    NYC
    Just some quick things I can think of. Glass windows and especially sliding glass doors are not going to be optimum. You should put drapes or blinds on them to reduce harsh reflections. It sounds like you have a carpet in front of the speakers already so that is good. If I am not mistaken, the best carpet is dense, not real shaggy or thick. The fact that your room is an L probably doesn't help your bass reinforcement. I have a similar situation here and it is real tough to get good bass. Couches absorb a lot of sound, and in an ideal listening room you would have basically a directors chair and that's it. Of course this isn't reasonable, but it gives you an idea of how much big couches affect sound. As far as sound deadening, that is going to get expensive fast. They sell large sound panels you can hang on your walls and cieling, but they aren't cheap. And, if you want to sound proof the room to the rest of the house, you will have to buy some pretty expensive insulation to replace the existing thermal insulation in your walls.

    Hope that helps a little bit, I'm sure others can chime in. Oh, one other note, you mentioned you might redo the room, if you do I would try to make it a parallelagram of some form rather than an L.
     
  7. Ronin

    Ronin Guest

    converting the room into a different shape is out of the question, the cost would be insane.

    And for sound deadening/proofing I'd only need to do about hmm, 60 sq. ft of wall.

    When we redo the room all the walls are getting torn down, atleast im pretty sure they are.
     
  8. veonake

    veonake OnT poster, OT lurker

    Joined:
    Apr 11, 2004
    Messages:
    4,235
    Likes Received:
    0
    Location:
    NYC
    Only 60ft^2? That's only about an 8 foot length of wall, but maybe you know that. Well, I don't know the prices off hand, but you could try to look up sound proofing insulation. I'm gonna guess it will cost a few hundred for 60sqft.
     
  9. Ronin

    Ronin Guest

    that's all it costs, i was expecting to see larger numbers.

    I'd only sound deaden the one wall that is dividing this room from the kitchen, so hmm, maybe itd be 80sqft, nonetheless, its not a very big area of wall.


    Low frequency sound travels low to the ground doesnt it? Or does it travel high 2? If it travels low, theoretically additional sound dampering around the base of a wall would be effective corrrect?

    I'll do some sound dampering research tomorrow during my computer class and see what I can find.
     
  10. 04

    04 Guest

    Low frequencies travel in all directions, at least in a room that small. If you're only trying to damp low frequency bass (say <100hz) then you'll want to treat all surfaces equally. It should propagate relatively equally in amplitude throughout the room, so you'd want to place the damping around the ceiling and floor if possible (in fact, ideally all surfaces would be covered).
     
  11. 04

    04 Guest

    And depending on what stuff you end up using, it's probably going to cost a lot of money. http://www.partsexpress.com/pdf/catalog05/250pec05.pdf

    For bass, you're gonna want the thickest foam you can get.
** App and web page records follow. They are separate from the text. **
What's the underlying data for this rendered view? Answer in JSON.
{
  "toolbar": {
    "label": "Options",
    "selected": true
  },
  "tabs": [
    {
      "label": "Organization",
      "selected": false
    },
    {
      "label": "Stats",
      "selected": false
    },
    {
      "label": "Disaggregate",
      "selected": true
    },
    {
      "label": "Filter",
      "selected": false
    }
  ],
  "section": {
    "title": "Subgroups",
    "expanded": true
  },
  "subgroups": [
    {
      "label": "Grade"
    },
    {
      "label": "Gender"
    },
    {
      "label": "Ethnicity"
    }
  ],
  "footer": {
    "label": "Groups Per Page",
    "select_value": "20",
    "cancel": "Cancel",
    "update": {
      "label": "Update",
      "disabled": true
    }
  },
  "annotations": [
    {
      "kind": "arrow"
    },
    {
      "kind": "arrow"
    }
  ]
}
And for the stuff on the PDF that partsexpress sells, its gonna be over 500 dollars.
     
  12. veonake

    veonake OnT poster, OT lurker

    Joined:
    Apr 11, 2004
    Messages:
    4,235
    Likes Received:
    0
    Location:
    NYC
    04 already explained it pretty well. I guess if you can handle several hundred dollars for just sound insulation then that's cool. That's what you will need to do, the more the better.
     
  13. Ronin
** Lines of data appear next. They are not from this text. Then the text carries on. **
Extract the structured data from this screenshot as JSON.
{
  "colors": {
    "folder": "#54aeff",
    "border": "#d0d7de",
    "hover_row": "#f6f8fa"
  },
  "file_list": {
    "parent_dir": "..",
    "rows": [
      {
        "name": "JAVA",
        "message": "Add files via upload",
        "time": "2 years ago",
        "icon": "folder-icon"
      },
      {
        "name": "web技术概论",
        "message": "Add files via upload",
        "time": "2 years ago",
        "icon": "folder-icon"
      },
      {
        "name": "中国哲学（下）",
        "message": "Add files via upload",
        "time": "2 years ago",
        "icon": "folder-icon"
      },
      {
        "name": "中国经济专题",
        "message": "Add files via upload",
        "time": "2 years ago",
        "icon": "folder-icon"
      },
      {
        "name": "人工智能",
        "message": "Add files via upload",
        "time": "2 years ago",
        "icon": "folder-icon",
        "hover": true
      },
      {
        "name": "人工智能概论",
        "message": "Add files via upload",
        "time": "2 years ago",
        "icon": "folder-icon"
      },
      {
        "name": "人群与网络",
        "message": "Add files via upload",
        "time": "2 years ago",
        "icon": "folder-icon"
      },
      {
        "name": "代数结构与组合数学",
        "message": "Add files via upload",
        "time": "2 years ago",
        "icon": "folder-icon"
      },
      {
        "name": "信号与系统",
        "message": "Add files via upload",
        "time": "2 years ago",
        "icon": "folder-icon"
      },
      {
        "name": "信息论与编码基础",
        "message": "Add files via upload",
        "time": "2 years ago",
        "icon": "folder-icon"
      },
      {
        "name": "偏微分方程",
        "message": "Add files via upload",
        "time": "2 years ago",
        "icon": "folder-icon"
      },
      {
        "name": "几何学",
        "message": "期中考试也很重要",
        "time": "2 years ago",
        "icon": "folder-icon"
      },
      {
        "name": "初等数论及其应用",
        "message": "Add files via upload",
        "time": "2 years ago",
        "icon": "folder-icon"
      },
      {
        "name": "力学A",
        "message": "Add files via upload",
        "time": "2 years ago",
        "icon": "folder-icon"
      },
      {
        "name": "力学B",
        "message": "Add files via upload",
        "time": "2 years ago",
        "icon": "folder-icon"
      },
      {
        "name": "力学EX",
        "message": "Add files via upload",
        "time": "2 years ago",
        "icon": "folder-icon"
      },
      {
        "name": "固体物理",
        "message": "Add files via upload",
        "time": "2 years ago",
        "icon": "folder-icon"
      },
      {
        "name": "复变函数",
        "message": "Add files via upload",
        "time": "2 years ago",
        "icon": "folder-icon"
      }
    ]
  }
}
    Ronin Guest

    blah screw this project, i'm too young to be worrying about this.
     
  14. veonake

    veonake OnT poster, OT lurker
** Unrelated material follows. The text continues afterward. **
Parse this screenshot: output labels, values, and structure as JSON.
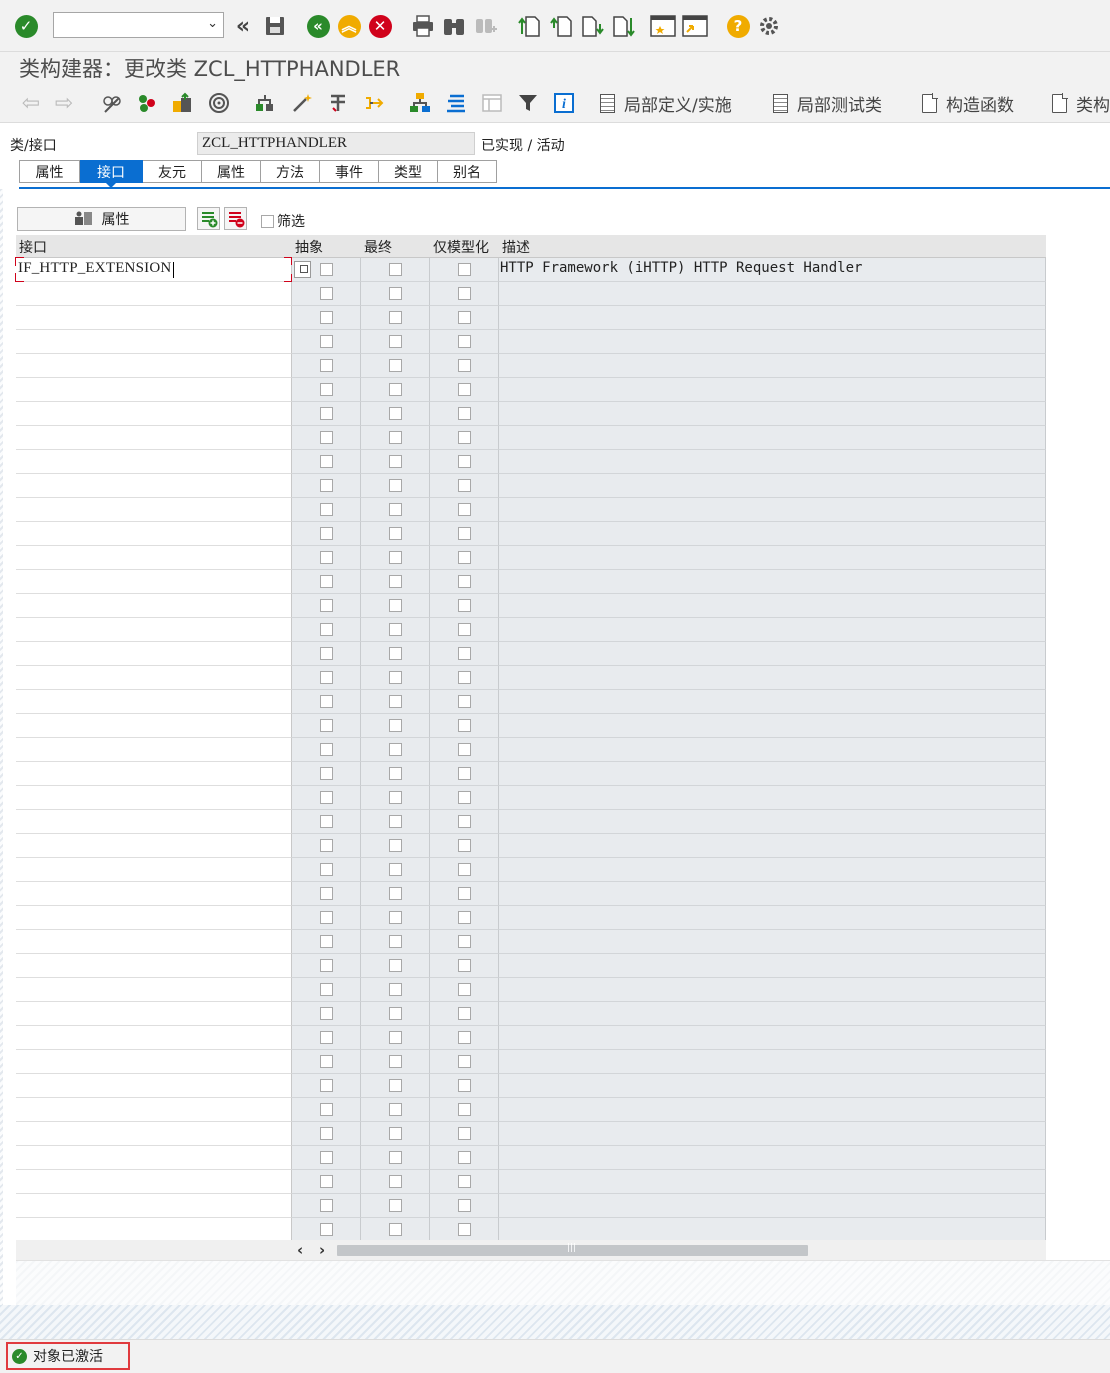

    Joined:
    Apr 11, 2004
    Messages:
    4,235
    Likes Received:
    0
    Location:
    NYC
    haha, I just saw your birthday. Yea, you don't need to be doing full room treatments at 17.
     
  15. Ronin

    Ronin Guest

    being obsessed with reference audio is annoying when u dont even have a job :wtc:
     
  16. veonake

    veonake OnT poster, OT lurker

    Joined:
    Apr 11, 2004
    Messages:
    4,235
    Likes Received:
    0
    Location:
    NYC
    Yessir.
     
  17. Nick6

    Nick6 New Member

    Joined:
    May 22, 2003
    Messages:
    14,771
    Likes Received:
    0
    Location:
    Houston Tx. US of A
    Tell me about it. :hs:
     

Share This Page